Rush Hour director Brett Ratner lays it on thick and fast in this smart and snappy yarn from the dusty annals of ancient Greece - charismatic muscle-bound hero, wise-cracking sidekick, crumbling temples, deliciously evil baddies, and beautiful women. It’s all here but hold the cheese and the one millionth extra from central casting - this Hercules is also big on myth-busting and humour.
Nothing is as it seems in this vision of ancient Greece, especially when it's comes to the duplicity of mere mortals and their cunning ways. Tales of Hercules’ legendary 12 Labours (the Hydra? Bunch of blokes in fright masks, mate) are told with a knowing wink and The Rock, who’s borrowed Joan Burton’s hair for the role, plays the son of Zeus as a mortal with a dark secret that has tarnished the myth. It looks like there may be feet of clay in those sandals.

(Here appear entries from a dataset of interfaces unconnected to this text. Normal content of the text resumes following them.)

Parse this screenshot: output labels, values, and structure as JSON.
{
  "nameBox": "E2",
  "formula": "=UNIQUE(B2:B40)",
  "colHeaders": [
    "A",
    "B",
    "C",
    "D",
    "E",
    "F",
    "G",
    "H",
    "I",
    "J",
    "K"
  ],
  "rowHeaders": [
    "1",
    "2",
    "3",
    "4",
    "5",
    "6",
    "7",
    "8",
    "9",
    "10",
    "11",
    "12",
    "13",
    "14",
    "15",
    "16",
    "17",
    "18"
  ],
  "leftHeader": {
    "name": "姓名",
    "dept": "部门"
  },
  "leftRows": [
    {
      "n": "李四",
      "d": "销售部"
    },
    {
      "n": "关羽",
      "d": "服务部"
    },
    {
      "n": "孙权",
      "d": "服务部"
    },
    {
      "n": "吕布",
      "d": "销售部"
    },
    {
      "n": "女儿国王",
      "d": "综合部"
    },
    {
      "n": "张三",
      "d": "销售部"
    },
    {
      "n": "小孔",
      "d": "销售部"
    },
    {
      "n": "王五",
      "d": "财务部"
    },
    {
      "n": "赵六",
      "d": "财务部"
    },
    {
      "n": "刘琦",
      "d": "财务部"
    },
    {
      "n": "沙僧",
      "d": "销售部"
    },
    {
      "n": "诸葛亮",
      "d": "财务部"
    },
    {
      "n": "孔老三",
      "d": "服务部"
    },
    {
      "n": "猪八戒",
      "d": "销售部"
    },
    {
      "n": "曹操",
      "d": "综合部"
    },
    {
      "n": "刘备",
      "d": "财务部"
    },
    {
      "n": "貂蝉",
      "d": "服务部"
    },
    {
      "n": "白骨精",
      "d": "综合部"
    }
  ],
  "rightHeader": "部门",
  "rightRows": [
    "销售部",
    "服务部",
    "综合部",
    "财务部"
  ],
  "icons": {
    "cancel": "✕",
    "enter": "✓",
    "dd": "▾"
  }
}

He’s not exactly The Dark Knight riddled with existential doubt, just a decent bloke with a big spiky club who wants to do an honest day’s work. This turbo-charged malarkey kicks in with a neat opening sequence that gets the origin story out of the way fast and there really is no let up in the refreshingly short running time.
Hercules is now a mercenary, leading a hardened band of men and one Amazonian woman (a flinty Ingrid Bolsø Berdal) on the borders of the Thracian Wars, willing to do battle for either side as long as the payment is in cold hard gold.
There may be feet of clay in those sandals
When the King of Thrace, played with camp gusto by John Hurt, begs them to assist in training his motley men at arms to take on an advancing army, Hercules’ dormant nobility is stirred. Assisted by his loyal brigand, he springs into action and while the pitched battle scenes are more pre-watershed than pure bloodshed, the relative lack of CGI should be applauded.
The Rock may be front and centre of the action but Ratner wisely does not waste a strong supporting cast. A weathered Ian McShane is particularly droll as a seer who can tell the exact day and manner of his death, Rufus Sewell is cooly cynical and sarcastic as the most mercenary of these soldiers of fortune, and Hurt, as Lord Cotys, is the prancing genie in this chimera of mirrors and half truths.
At a neat 98 minutes, this is also one Grecian epic that won’t give you a bad case of numb bum as you nod off between those spectacular battle scenes. Hercules is not as dumb as it looks.